One of the past trainees in this program is Dr. Timothy Pritts, Associate Professor of Surgery, Division of Trauma and Critical Care, and former Director of the Residency Training Program in General Surgery.Dr. Pritts is an integral member of the Institute who has both clinical and research expertise. His current research involves the molecular mechanisms by which burn injury results in systemic inflammation and organ dysfunction.
The Department of Surgery has been fortunate to work with United States Air Force residents based at Wright-Patterson AFB as they collaborate with surgeon/scientists in the laboratory on scientific projects related to organ, tissue, cellular and molecular changes caused by trauma. Residents participate for a one-year rotation, focusing on assignments that concentrate on improving care for the wounded warrior. In addition, the department accepts undergraduate cadets with an interest in medicine and science from the United States Air Force Academy. These five to six week rotations give them the opportunity to learn basic science at the laboratory bench.

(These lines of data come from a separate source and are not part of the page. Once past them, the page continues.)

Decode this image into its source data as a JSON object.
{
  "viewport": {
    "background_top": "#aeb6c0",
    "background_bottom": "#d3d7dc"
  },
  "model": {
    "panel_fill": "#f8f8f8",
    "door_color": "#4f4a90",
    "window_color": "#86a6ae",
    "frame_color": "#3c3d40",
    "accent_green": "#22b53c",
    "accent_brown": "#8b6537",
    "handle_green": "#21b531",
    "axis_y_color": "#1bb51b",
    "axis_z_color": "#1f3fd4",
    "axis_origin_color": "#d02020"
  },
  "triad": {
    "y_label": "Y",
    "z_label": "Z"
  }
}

The University of Cincinnati's surgical residency program has also expanded its simulation curriculum to allow the acquisition and refinement of skills and techniques in a safe environment. Our goal is to better prepare and train our surgeons in patient care before they ever perform an invasive procedure. The enhanced program, which has been implemented in the new Woliver Laboratory for Simulation and Education in Surgery, was made possible by a gracious donation from retired surgeon and 1939 UC College of Medicine alumnus Edward Woliver, MD. Located on the ground floor of the College of Medicine's Medical Sciences Building, the Woliver Lab includes an array of simulation equipment designed to allow surgical residents to practice new skills outside of the operating room in a safe, faculty-mentored environment. The Woliver Lab has both low- and high-fidelity simulation equipment including simple models to simulate suturing vessels and intestine, as well as extremely sophisticated devices, such as the Simbionix Lap Mentor II laparoscopic virtual reality simulator, which incorporates haptics (sense of touch) and tracks a surgeon's performance during a training session in minimally invasive surgical procedures.
The Institute for Military Medicine develops and applies innovations in clinical care, research and education to real-world surgical treatment of civilians and soldiers. This mission of discovery and transformation is being accomplished through innovative collaborations with related disciplines at the University of Cincinnati, industry, the government and military, as well as our partners in the community. These innovations play a crucial part in the Institute’s mission to:
• provide state-of-the-art clinical and research training for those caring for our wounded soldiers and civilians;
• discover the scientific basis of severe injury and utilize this knowledge to develop new technology to advance treatment of the acutely injured patient;
• train the next generation of surgeon leaders; and
• advance the treatment of the acutely injured patient.
For more details about the program or a list of partnership opportunities, please contact Alex B. Lentsch, Ph.D., Director, Institute for Military Medicine,at 513-558-8674 or by e-mail at Alex.Lentsch@uc.edu.